**Provided data**:
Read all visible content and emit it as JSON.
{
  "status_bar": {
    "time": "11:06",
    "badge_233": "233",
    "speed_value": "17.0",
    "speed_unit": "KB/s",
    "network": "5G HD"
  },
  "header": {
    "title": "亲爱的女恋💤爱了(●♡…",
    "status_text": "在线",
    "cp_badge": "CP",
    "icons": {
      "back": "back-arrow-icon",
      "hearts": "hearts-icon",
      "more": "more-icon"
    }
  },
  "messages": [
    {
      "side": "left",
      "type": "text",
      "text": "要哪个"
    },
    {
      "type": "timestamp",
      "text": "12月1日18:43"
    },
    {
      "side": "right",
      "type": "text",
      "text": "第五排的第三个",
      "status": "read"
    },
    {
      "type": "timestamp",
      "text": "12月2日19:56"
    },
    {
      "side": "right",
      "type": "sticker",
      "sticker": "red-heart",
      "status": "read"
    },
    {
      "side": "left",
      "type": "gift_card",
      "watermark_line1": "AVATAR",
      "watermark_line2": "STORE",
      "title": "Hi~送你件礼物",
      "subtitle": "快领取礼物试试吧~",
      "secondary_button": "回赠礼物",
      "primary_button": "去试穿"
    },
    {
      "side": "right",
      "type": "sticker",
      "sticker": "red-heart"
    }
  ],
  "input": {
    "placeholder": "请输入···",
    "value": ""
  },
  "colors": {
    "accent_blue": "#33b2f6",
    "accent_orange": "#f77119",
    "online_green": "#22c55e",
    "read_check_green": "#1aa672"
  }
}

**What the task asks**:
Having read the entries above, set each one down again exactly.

**Output of the task**:
Read all visible content and emit it as JSON.
{
  "status_bar": {
    "time": "11:06",
    "badge_233": "233",
    "speed_value": "17.0",
    "speed_unit": "KB/s",
    "network": "5G HD"
  },
  "header": {
    "title": "亲爱的女恋💤爱了(●♡…",
    "status_text": "在线",
    "cp_badge": "CP",
    "icons": {
      "back": "back-arrow-icon",
      "hearts": "hearts-icon",
      "more": "more-icon"
    }
  },
  "messages": [
    {
      "side": "left",
      "type": "text",
      "text": "要哪个"
    },
    {
      "type": "timestamp",
      "text": "12月1日18:43"
    },
    {
      "side": "right",
      "type": "text",
      "text": "第五排的第三个",
      "status": "read"
    },
    {
      "type": "timestamp",
      "text": "12月2日19:56"
    },
    {
      "side": "right",
      "type": "sticker",
      "sticker": "red-heart",
      "status": "read"
    },
    {
      "side": "left",
      "type": "gift_card",
      "watermark_line1": "AVATAR",
      "watermark_line2": "STORE",
      "title": "Hi~送你件礼物",
      "subtitle": "快领取礼物试试吧~",
      "secondary_button": "回赠礼物",
      "primary_button": "去试穿"
    },
    {
      "side": "right",
      "type": "sticker",
      "sticker": "red-heart"
    }
  ],
  "input": {
    "placeholder": "请输入···",
    "value": ""
  },
  "colors": {
    "accent_blue": "#33b2f6",
    "accent_orange": "#f77119",
    "online_green": "#22c55e",
    "read_check_green": "#1aa672"
  }
}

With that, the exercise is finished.